CEO of MiNA Therapeutics
How did you become interested in the field of oligonucleotides?
In 2013 I was seeking to run a business that could have an impact in healthcare. John Rossi, Pål Sætrom and Nagy Habib had put together the initial features of MiNA Therapeutics, a business to bring to patients the emerging technology of small activating RNA. It was hard to think of a bigger opportunity to impact healthcare than joining MiNA Therapeutics and developing an entirely new therapeutic modality.
Who were your early mentors?
Most of what I have learned about both RNA therapeutics and indeed drug discovery was patiently imparted on me by our founders as well as adviser Hans Huber. As we built and continue to expand our internal research team that heavy burden has become broadly shared. Of course, Nagy Habib, my father, who has a habit of building companies to bring new modalities to patients. The Board of Directors of MiNA Therapeutics have been my formal and informal mentors in harnessing innovation to build a business and vice versa.
How did you become involved in OTS?

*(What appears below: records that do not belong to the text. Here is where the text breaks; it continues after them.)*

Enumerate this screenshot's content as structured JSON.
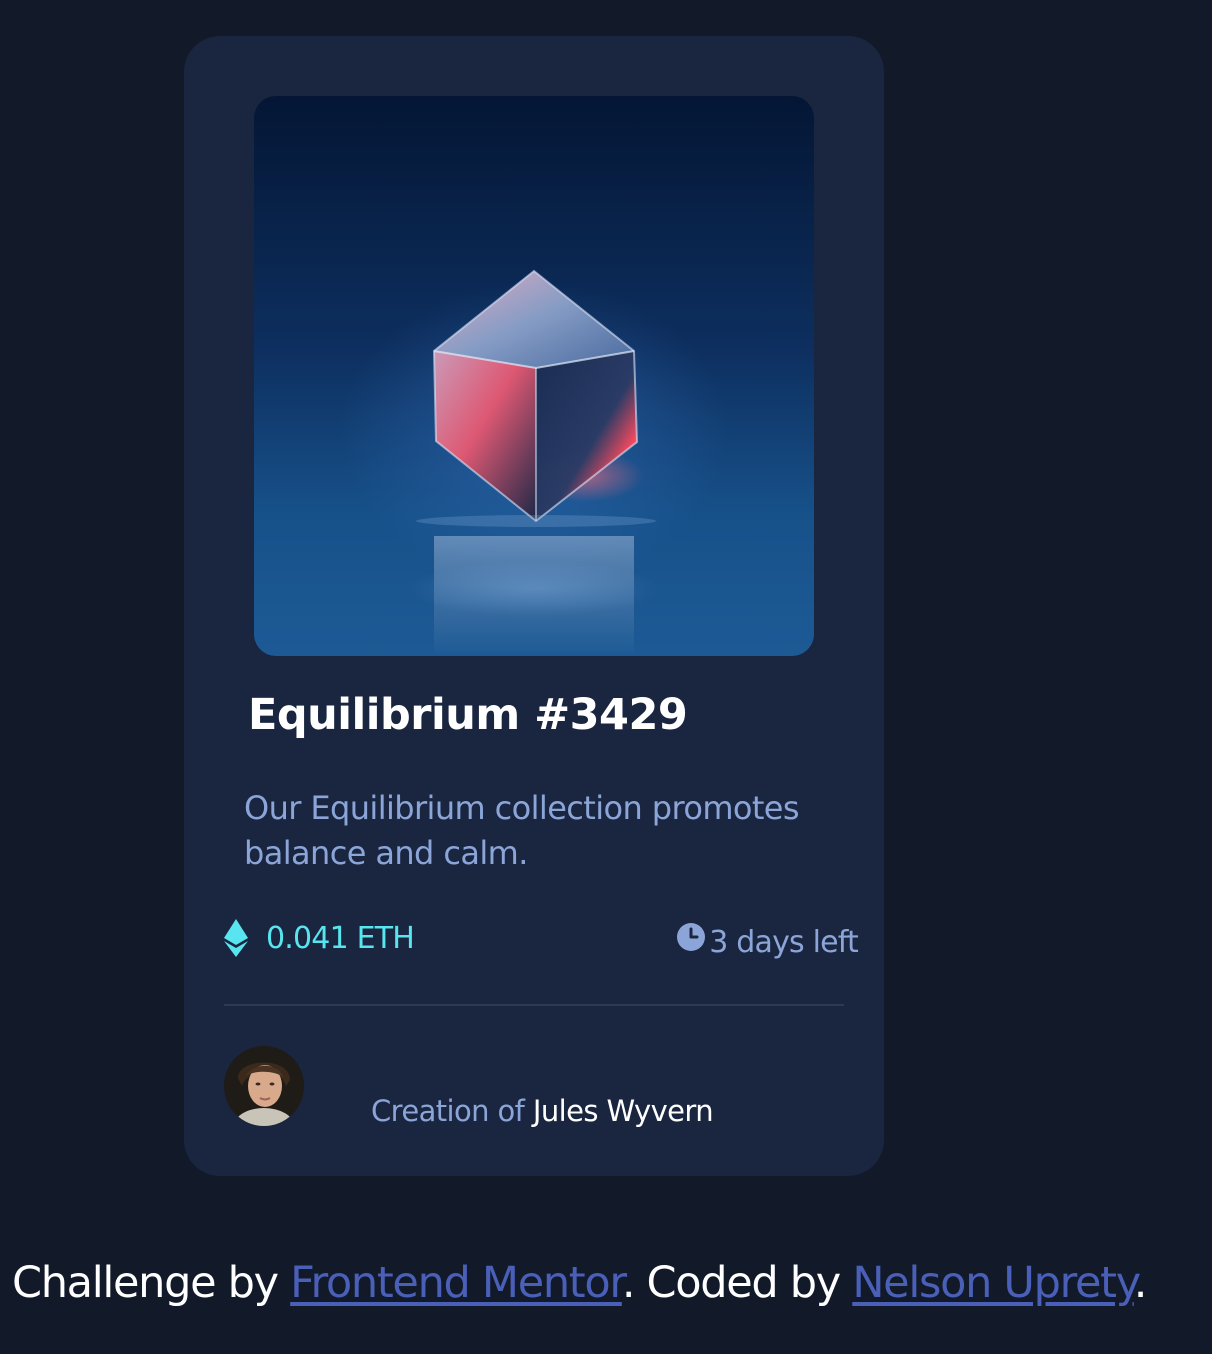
{
  "card": {
    "title": "Equilibrium #3429",
    "description": "Our Equilibrium collection promotes balance and calm.",
    "price": "0.041 ETH",
    "time_left": "3 days left",
    "creator_label": "Creation of",
    "creator_name": "Jules Wyvern"
  },
  "attribution": {
    "challenge_prefix": "Challenge by ",
    "challenge_link": "Frontend Mentor",
    "coded_prefix": ". Coded by ",
    "coded_link": "Nelson Uprety",
    "suffix": "."
  },
  "icons": {
    "price": "ethereum-icon",
    "time": "clock-icon"
  },
  "colors": {
    "page_background": "#121a2a",
    "card_background": "#1a2640",
    "accent_cyan": "#58e5ef",
    "soft_blue": "#8ba5d8",
    "link_blue": "#4a5fb8",
    "white": "#ffffff"
  }
}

Small activating RNAs are a new class of therapeutics that share many features of other oligonucleotide types and as such we have always sought to “stand on the shoulders of giants” in the oligo world. Attendance at OTS annual meetings is fundamental to that effort.
Why do you continue to support the OTS?
The oligo field is just getting started in delivering benefits to patients. Openness and collaboration are a necessity to unlock the full potential for patients. OTS is an important platform to share knowledge and develop meaningful collaborations in the field.
What is special about the type of research/work you’ve done?
At MiNA Therapeutics we believe small activating RNA medicines could bring benefits to patients well beyond what conventional medicines can offer, by unleashing the biology of ‘undruggable’ proteins through a transcriptional activation mechanism. That has allowed us to bring to liver cancer patients in a clinical trial the world’s first therapy to ‘drug’ the transcription factor C/EBPa. Ultimately, we believe small activating RNAs could make a difference for enormous numbers of patients. My job at MiNA Therapeutics is to give our heroes in R&D team every opportunity to make that happen.
What do you like to do in your free time?
Because my primary role is that of a general manager, reading RNA literature often ends up being my free time activity. In a more conventional sense I enjoy food, skiing and exploring big cities (primarily our home London which never seems to stand still).
Any other fun facts/tidbits you’d like us to know?
I am a keen student of political and business history. Right now, I’m reading “Titan” a biography of John D Rockefeller, who was the founder of Standard Oil, one of the most successful businesses of all time. Drug development is unique in so many ways but at their core great biotech companies have a lot in common with great companies across industries.